But, while the perils of finding somewhere to cook your food at a carnivorous gathering are very real, the spontaneous launch is raising a few eyebrows.
Despite Argos announcing the launch of the Vegan Round Charcoal BBQ today, the product is no different to a standard barbecue and already has more than 300 customer reviews – some of which are accompanied by photos of the barbecue in use, meaty burgers and all.
As such, the cynics among us would argue that the retailer has simply renamed an existing product to jump on the vegan bandwagon.
In response to the criticism, Argos has admitted that the so-called 'vegan' barbecue is in fact exactly the same as one of its existing products.
“We took one of our most popular barbecues and re-launched it especially for the ever-growing vegan market," a spokesperson tells The Independent.
"We think that veg deserves a chance to be King of the BBQ too!"
Of course, Argos isn’t the first retailer to fail at embracing the vegan trend.

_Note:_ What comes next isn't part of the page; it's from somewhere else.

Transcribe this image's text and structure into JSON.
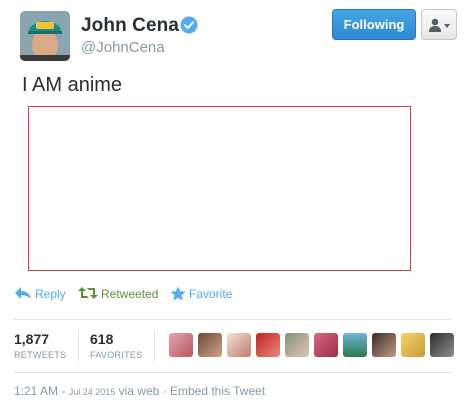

Earlier this year, Marks & Spencer received a barrage of criticism for selling a cauliflower steak for twice the price of a typical cauliflower.
Sold as part of the Marks & Spencer vegetarian range, each serving came with two slices of cauliflower and a sachet of lemon and herb dressing for £2, while a whole regular cauliflower was sold for £1.
In response to the backlash, Marks & Spencer announced that it would not be ordering any more of the product.
A recent survey conducted by Compare The Market revealed that there has been a huge rise in the number of people becoming vegan in the past couple of years, with 3.5 million Brits now following a plant-based diet.